Music touches us in so many ways – evoking emotions, memories, even physical reactions.
And it has the power to heal, says Chris Brandt. He’s the executive director with the charity Music Heals, which works to raise money and awareness for music therapy programs.
What’s music therapy? The use of music for the clinical goal of restoring and maintaining mental, emotional, and physical health.
Brandt says it has proven applications from pain control in the hospital bed, to helping kids in palliative care, to connecting with people on the autism spectrum or battling dementia.
“Everyone gets that music makes you run faster, and work out harder at the gym, and trigger memories back to the first dates and funerals and things like that. The therapeutic setting is that it can teach people to walk, it can teach people short term memory, long term memory, hand eye coordination.”
Brandt says part of music’s power is that it is non verbal – meaning it can be used to speak to anyone, from toddlers in BC Children’s hospital, to seniors with advanced Alzheimer’s.
The problem? There are only about 100 registered music therapists in BC, and they’re not funded by the government.
While Brandt says the long term goal would be to see it prescribed by a doctor as a part of the medical system, for now it’s about raising enough money to make sure it’s accessible to those who need it most.
How to help
This year, they’re trying to close the final $35,000 gap with their first ever holiday fundraiser: the 12 days of music.
It’s a simple idea – donate $50, and you’ll buy an hour of music therapy for someone who needs it. In exchange, you get a tax receipt, and chance to win that day’s music related prize.
Those go from tickets to see Trooper at the Hard Rock Casino, to Roland music equipment, to vinyl from Red Cat records.
“We wanted to make people feel better about the money they’re already giving. So that’s why we’re doing these music prizes. the first couple of ones, you might be able to give them away in time for Christmas.
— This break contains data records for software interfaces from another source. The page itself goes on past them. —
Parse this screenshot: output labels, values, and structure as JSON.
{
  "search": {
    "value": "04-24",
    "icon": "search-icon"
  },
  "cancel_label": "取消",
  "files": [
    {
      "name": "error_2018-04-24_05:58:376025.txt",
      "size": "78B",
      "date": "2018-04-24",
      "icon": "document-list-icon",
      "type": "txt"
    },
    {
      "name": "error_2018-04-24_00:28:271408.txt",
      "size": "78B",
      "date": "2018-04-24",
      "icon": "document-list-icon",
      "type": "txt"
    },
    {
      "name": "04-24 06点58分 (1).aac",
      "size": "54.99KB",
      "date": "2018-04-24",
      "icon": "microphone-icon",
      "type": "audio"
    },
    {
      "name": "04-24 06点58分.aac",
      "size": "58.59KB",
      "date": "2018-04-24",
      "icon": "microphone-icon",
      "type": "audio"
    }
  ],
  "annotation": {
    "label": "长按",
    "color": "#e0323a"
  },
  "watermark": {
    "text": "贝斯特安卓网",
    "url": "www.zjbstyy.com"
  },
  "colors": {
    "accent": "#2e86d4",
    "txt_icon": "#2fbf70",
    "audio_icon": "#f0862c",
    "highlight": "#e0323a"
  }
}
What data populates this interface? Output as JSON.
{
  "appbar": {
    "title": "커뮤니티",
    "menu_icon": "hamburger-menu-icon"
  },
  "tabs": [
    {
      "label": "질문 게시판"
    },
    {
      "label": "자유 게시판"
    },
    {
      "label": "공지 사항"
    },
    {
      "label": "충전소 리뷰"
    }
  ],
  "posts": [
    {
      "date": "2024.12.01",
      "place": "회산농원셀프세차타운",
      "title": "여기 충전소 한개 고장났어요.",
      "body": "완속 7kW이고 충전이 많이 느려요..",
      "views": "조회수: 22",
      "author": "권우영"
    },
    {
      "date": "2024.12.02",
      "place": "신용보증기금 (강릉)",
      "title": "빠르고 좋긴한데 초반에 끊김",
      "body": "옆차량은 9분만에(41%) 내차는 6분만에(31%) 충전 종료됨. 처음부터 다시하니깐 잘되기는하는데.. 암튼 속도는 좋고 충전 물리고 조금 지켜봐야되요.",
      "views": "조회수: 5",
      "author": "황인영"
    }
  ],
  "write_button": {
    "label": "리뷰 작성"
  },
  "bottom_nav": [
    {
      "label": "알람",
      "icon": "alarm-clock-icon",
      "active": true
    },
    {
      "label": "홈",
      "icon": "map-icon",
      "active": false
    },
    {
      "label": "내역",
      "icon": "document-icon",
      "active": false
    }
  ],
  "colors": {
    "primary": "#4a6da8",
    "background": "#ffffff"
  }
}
The rest – for any music fan, it’s something for you hopefully in return for you giving the gift of music to somebody else.”
The event runs from December 13th-24th, with 100% of proceeds going to pay for time with a music therapist.
LISTEN: Chris Brandt explains how music therapy works and why they’re doing 12 Days of Music